> Task:
Needed from the entries below: every line that holds the word "subtitle".

== Data for this exercise

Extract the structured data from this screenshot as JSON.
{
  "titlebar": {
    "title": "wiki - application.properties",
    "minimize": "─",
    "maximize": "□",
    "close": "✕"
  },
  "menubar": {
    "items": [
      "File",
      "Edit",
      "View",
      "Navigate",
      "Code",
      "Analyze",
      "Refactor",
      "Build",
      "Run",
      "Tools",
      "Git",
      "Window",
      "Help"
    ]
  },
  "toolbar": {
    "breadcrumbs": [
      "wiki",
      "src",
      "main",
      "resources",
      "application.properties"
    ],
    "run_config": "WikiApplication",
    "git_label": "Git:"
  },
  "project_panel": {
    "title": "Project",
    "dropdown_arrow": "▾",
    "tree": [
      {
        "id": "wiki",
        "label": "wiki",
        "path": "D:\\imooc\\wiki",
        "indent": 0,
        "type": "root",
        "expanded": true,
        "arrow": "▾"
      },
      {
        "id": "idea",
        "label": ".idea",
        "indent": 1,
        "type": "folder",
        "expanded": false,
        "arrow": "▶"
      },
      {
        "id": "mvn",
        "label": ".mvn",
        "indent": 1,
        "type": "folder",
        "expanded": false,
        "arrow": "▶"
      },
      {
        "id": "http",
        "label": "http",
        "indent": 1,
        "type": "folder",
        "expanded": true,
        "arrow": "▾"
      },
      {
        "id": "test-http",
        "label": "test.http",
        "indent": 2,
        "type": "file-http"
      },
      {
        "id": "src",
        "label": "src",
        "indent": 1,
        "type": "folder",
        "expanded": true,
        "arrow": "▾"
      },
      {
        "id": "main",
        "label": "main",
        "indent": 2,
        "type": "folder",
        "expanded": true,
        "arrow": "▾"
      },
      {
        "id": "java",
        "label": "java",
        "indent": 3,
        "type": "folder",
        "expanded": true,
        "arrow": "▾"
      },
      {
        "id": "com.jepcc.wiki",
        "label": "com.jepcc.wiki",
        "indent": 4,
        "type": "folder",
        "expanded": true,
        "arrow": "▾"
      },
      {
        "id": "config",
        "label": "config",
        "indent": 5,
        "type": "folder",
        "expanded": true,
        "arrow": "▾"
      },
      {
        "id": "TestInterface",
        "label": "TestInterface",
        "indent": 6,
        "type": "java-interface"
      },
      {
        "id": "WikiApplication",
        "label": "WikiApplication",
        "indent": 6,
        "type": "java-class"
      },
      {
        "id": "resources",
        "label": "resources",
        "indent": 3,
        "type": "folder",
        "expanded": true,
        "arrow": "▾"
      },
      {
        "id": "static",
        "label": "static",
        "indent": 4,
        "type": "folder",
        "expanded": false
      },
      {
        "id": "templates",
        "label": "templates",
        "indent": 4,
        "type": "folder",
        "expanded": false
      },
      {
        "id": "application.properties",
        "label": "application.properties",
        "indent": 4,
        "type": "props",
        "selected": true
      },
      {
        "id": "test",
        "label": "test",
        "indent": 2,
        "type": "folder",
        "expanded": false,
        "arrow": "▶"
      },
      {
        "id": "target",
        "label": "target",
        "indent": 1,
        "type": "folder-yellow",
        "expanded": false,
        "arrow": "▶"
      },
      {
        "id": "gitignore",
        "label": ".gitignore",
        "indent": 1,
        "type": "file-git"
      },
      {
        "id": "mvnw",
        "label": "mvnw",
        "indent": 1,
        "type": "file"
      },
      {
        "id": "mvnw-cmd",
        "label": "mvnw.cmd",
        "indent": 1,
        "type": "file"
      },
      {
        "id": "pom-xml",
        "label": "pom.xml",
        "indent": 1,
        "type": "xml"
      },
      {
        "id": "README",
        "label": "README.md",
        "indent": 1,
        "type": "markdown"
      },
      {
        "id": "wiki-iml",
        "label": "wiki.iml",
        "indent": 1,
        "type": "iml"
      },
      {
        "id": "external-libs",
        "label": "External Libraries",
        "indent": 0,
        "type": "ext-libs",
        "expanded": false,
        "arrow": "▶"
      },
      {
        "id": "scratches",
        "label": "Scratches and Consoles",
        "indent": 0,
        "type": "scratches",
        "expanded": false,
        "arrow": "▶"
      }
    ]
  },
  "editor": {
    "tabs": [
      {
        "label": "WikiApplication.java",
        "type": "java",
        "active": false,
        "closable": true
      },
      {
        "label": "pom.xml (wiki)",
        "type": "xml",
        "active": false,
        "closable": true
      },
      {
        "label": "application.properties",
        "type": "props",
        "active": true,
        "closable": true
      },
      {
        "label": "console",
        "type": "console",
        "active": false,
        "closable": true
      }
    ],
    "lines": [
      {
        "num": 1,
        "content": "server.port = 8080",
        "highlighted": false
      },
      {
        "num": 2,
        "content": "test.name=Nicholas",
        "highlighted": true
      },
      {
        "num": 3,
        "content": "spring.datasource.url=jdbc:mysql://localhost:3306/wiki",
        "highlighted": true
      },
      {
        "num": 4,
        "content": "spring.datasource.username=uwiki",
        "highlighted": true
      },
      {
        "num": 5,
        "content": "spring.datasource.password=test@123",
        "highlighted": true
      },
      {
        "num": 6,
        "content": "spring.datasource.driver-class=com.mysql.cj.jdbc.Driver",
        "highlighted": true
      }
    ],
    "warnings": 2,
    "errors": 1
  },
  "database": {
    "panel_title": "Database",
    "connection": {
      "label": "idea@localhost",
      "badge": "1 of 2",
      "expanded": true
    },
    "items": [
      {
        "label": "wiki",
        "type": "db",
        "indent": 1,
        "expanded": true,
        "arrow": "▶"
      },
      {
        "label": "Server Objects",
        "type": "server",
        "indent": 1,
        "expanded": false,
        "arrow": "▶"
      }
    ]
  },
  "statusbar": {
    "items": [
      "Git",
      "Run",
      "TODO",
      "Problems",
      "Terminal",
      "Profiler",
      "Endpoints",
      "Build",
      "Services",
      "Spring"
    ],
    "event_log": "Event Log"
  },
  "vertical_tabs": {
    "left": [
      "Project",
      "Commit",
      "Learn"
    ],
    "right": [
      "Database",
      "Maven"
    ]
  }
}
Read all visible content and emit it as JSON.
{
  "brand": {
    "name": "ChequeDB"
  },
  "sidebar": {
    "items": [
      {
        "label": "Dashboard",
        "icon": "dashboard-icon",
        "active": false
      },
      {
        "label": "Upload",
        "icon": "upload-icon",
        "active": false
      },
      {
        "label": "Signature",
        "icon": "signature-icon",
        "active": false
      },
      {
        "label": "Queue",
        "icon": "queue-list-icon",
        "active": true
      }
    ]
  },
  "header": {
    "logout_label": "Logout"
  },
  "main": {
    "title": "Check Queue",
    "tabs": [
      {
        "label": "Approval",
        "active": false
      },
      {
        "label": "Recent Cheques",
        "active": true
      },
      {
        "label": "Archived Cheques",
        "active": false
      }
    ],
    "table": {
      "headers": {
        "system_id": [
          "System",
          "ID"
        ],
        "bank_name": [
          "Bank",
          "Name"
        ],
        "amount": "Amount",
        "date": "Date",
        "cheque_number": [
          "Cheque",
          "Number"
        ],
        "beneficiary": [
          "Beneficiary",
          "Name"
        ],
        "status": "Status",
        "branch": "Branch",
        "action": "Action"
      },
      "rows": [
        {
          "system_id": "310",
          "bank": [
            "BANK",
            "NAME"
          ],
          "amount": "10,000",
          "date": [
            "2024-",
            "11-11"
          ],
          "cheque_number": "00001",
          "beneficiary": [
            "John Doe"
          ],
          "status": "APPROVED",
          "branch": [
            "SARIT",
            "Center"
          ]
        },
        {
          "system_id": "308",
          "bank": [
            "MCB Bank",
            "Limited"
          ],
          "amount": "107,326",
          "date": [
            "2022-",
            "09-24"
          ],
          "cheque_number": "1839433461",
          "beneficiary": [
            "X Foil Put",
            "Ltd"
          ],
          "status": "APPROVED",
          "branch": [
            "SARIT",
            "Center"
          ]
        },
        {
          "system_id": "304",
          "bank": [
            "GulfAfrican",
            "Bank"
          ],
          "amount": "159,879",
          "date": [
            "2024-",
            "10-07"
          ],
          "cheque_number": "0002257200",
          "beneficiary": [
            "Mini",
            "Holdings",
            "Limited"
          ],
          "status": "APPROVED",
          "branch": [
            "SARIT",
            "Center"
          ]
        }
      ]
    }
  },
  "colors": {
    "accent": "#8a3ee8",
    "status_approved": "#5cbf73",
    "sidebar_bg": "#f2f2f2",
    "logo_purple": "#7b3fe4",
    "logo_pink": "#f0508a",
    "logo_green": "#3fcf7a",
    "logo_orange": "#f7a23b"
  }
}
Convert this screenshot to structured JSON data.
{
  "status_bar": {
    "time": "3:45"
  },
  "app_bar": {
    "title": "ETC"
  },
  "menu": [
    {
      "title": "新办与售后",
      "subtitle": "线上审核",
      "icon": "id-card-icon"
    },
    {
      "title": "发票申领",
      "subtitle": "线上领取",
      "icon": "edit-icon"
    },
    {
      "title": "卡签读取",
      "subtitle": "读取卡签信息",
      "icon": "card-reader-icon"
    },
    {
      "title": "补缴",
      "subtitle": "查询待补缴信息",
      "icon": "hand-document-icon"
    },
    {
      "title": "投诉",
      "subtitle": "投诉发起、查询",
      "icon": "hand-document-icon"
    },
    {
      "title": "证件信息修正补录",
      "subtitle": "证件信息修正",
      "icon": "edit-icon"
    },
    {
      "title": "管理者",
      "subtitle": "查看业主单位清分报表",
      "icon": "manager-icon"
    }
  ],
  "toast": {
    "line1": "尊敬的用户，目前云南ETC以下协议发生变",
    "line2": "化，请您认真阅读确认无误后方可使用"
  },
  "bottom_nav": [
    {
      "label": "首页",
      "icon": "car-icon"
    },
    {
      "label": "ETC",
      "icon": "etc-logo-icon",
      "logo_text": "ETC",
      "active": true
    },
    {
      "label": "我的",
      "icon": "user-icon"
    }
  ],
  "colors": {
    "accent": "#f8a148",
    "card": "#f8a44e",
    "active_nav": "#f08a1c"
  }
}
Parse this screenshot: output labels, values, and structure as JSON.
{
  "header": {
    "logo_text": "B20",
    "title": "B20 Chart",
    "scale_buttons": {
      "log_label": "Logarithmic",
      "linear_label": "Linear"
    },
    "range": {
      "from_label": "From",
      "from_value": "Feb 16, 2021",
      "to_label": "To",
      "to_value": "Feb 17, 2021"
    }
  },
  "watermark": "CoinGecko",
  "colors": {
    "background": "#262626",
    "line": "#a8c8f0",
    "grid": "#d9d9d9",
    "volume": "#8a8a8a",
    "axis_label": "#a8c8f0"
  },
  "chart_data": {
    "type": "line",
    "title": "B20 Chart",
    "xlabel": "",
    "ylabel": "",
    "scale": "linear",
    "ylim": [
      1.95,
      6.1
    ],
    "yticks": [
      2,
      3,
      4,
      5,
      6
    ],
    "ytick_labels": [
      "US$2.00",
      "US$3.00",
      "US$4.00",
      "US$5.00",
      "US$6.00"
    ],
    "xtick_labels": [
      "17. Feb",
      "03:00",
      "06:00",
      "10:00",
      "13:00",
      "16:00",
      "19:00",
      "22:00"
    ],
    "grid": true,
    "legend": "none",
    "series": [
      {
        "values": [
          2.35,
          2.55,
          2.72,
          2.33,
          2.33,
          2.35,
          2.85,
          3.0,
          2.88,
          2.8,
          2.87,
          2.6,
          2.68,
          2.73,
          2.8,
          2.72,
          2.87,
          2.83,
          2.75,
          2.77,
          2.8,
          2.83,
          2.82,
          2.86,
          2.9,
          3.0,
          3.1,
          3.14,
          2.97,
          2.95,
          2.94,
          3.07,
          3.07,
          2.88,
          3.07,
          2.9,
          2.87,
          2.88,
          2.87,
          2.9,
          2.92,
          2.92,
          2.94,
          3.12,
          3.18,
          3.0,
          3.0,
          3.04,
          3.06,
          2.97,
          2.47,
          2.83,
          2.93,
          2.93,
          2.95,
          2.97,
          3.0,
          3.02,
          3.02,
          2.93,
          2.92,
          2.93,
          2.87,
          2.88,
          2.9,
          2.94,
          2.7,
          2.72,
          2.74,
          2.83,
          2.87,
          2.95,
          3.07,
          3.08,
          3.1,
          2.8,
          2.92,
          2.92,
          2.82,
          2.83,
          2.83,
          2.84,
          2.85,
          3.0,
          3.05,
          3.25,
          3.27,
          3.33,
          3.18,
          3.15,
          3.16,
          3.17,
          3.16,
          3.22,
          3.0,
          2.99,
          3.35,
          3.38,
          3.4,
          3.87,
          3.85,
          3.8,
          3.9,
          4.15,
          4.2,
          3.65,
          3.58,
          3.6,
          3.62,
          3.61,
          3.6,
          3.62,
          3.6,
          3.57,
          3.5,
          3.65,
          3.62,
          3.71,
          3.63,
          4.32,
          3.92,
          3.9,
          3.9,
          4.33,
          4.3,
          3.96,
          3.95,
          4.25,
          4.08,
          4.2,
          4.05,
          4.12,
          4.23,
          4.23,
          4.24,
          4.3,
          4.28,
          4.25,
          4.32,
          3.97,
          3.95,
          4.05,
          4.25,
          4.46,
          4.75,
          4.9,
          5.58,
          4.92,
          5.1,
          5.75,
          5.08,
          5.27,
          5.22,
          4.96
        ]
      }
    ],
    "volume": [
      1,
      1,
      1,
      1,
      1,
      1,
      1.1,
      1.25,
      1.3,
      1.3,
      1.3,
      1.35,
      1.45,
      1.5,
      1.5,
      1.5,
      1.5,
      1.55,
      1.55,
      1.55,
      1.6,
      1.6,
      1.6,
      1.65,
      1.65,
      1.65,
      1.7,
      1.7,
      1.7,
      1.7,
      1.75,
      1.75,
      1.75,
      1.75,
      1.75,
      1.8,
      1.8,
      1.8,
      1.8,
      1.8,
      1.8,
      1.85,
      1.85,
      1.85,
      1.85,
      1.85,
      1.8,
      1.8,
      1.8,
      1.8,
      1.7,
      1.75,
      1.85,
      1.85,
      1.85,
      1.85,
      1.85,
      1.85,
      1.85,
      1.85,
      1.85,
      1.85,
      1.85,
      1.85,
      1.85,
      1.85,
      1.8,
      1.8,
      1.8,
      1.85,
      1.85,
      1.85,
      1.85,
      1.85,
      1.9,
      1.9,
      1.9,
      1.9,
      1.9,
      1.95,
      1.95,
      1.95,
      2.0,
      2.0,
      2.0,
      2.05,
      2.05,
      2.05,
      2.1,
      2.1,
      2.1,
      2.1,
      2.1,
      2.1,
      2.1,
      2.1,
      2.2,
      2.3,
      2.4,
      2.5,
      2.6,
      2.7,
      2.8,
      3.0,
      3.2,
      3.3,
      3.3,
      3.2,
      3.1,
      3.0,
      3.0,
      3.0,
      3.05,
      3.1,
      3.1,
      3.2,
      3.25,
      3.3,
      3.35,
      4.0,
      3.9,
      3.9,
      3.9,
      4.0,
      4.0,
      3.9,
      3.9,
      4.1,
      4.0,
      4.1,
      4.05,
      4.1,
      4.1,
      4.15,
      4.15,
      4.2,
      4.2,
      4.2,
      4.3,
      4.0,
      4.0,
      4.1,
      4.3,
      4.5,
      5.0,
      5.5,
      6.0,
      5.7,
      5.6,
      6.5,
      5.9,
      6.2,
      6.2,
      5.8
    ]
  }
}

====

> Expected answer:
      "subtitle": "线上审核",
      "subtitle": "线上领取",
      "subtitle": "读取卡签信息",
      "subtitle": "查询待补缴信息",
      "subtitle": "投诉发起、查询",
      "subtitle": "证件信息修正",
      "subtitle": "查看业主单位清分报表",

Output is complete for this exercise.